Whiskey is pretty much any grain spirit that’s aged in oak for as much time as needed to develop the flavors or scents necessary to be a pleasant drink. The type of grain makes a big difference in the finished product, also how it’s treated. Scotch is traditionally prized in the Single Malt category, made only with malted barley whereas Bourbon uses primarily corn and, in the case of Sour Mash, reserves a portion of the previous fermentation to add to the next batch in a method that reminds me, in turns, of sourdough starter and the Amish Friendship Bread that gets passed around from time to time.
(This, of course, is gross over-simplification. I’m just trying to distill it into a highlight reel for the sake of an overview.)
Mixing With It
So, probably the most common Whiskey drink most folks think of is the Whiskey Sour which, as I understand it, is generally made with Bourbon. Well, here’s the thing: you can make a Sour out of pretty much any base liquor so I decided to make a Scotch Sour and a Bourbon Sour and see how they compared.
1.5 oz Whisk(e)y
1 oz Simple syrup
3/4 oz Lemon juice (as fresh as possible)
Combine over ice and shake vigorously. Strain into a chilled old fashioned glass and garnish with an orange slice and a cherry (also known as a flag).

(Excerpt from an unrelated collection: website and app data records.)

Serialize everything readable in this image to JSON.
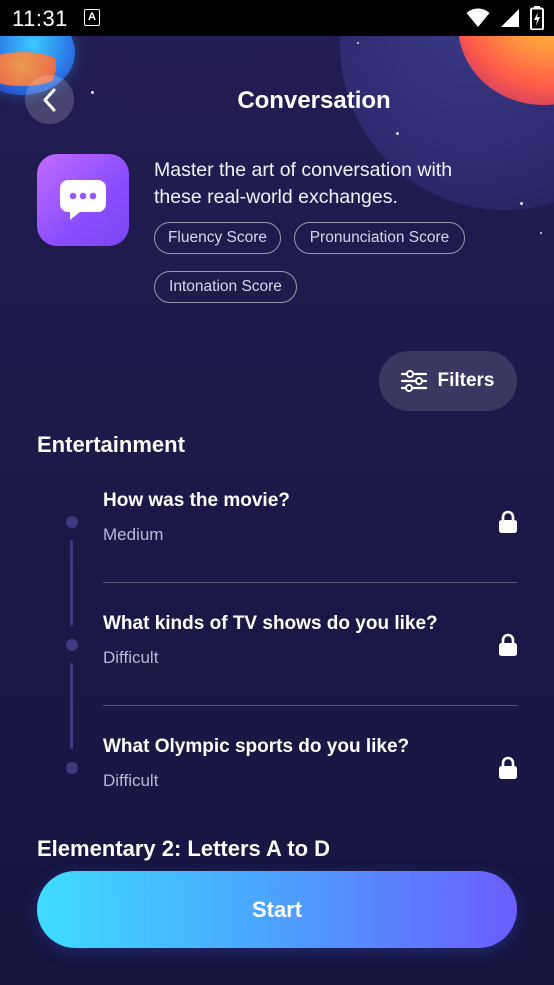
{
  "status_bar": {
    "time": "11:31",
    "notification_glyph": "A",
    "icons": [
      "wifi-icon",
      "signal-icon",
      "battery-icon"
    ]
  },
  "header": {
    "title": "Conversation",
    "back_icon": "chevron-left-icon"
  },
  "intro": {
    "icon": "chat-bubble-icon",
    "description": "Master the art of conversation with these real-world exchanges.",
    "chips": [
      "Fluency Score",
      "Pronunciation Score",
      "Intonation Score"
    ]
  },
  "filters": {
    "label": "Filters",
    "icon": "sliders-icon"
  },
  "sections": [
    {
      "title": "Entertainment",
      "items": [
        {
          "title": "How was the movie?",
          "level": "Medium",
          "locked": true
        },
        {
          "title": "What kinds of TV shows do you like?",
          "level": "Difficult",
          "locked": true
        },
        {
          "title": "What Olympic sports do you like?",
          "level": "Difficult",
          "locked": true
        }
      ]
    },
    {
      "title": "Elementary 2: Letters A to D",
      "items": []
    }
  ],
  "start_button": {
    "label": "Start"
  },
  "colors": {
    "background": "#1d1a4a",
    "accent_purple": "#8a4dff",
    "start_gradient_start": "#3fdcff",
    "start_gradient_end": "#6a5dff",
    "timeline": "#3d3a82"
  }
}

Both the Bourbon and Scotch sours were made in exactly the same way and here’s how, for me, they compared. Visually, the Bourbon Sour is darker than the Scotch Sour–no worries about labeling the glasses for this test. The Bourbon also has a stronger smell (I used Jim Bean Kentucky Sour Mash Bourbon) and, as one would expect, a stronger flavor. More insistent. The Scotch Sour (made with Glenfiddich Single Malt 12 Year) was lighter in color and smoother in flavor, it took both the sweet and the sour in stride and retained it’s crisp pear notes (seriously, before last month I would have NEVER thought to think pears when I thought Scotch).
Obviously I preferred the Glenfiddich Sour, it’s much more palatable. I think I’ll keep the Sour Mash for the Bourbon Chicken.